» **Information given**

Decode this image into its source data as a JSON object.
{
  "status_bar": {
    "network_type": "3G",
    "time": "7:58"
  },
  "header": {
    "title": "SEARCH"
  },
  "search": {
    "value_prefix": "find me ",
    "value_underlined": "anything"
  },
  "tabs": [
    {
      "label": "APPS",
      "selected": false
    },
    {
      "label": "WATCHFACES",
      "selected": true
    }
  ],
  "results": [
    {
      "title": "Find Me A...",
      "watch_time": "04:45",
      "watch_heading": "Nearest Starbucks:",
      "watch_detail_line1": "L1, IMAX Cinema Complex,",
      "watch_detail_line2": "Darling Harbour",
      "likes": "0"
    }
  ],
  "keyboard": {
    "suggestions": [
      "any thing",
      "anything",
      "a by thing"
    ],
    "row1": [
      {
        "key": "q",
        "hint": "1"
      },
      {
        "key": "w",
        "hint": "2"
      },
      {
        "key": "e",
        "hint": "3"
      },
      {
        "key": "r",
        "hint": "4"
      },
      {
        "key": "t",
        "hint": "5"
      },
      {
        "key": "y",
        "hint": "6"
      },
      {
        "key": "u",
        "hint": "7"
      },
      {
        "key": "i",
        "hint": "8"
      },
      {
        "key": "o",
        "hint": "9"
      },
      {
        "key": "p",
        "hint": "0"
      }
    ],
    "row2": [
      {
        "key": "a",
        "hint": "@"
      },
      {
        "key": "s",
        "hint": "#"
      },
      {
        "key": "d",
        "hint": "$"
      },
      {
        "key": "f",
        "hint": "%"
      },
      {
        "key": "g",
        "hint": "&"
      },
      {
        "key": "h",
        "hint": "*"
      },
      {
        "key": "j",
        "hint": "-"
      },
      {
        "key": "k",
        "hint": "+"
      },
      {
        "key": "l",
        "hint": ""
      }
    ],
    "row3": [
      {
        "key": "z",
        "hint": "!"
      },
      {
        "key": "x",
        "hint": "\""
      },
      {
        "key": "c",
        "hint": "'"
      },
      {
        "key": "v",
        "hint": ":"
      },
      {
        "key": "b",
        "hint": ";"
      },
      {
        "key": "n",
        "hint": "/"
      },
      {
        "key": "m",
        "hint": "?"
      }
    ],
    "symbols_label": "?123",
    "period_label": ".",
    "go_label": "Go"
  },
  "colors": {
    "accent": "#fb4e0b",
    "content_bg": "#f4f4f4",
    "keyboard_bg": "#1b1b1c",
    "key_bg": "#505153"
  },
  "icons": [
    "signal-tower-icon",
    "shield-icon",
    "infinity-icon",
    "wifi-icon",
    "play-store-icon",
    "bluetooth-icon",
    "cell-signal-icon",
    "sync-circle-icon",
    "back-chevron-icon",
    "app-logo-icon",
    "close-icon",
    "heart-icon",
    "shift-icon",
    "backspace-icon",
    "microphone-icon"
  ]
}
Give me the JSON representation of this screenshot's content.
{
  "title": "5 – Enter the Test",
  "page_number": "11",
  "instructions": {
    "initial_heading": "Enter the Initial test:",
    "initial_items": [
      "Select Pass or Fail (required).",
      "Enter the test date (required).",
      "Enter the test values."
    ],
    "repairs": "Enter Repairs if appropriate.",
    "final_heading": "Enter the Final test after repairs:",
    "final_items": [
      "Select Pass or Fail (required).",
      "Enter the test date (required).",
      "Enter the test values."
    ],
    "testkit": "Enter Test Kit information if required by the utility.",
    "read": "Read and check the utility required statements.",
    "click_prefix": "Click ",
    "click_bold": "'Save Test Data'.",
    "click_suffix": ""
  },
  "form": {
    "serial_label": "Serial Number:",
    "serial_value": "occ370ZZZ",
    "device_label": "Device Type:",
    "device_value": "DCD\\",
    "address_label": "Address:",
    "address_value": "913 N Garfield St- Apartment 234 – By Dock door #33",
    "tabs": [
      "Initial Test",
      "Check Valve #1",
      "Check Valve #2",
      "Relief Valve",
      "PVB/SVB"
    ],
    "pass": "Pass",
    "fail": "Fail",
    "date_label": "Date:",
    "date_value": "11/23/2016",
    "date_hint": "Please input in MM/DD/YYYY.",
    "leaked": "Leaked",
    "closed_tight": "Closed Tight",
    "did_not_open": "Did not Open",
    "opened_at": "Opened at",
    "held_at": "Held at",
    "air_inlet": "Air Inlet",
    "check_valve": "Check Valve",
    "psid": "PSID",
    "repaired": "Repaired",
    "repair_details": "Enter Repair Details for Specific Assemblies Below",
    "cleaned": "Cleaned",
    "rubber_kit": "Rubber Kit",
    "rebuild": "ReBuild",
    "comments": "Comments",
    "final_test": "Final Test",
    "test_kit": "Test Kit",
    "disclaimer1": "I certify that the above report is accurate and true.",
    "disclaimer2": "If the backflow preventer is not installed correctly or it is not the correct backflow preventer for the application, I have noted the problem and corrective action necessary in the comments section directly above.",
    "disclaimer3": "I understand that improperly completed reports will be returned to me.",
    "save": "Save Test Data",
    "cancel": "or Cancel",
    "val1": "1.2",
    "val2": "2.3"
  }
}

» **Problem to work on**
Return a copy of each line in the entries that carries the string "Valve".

» **Response to the exercise**
      "Check Valve #1",
      "Check Valve #2",
      "Relief Valve",
    "check_valve": "Check Valve",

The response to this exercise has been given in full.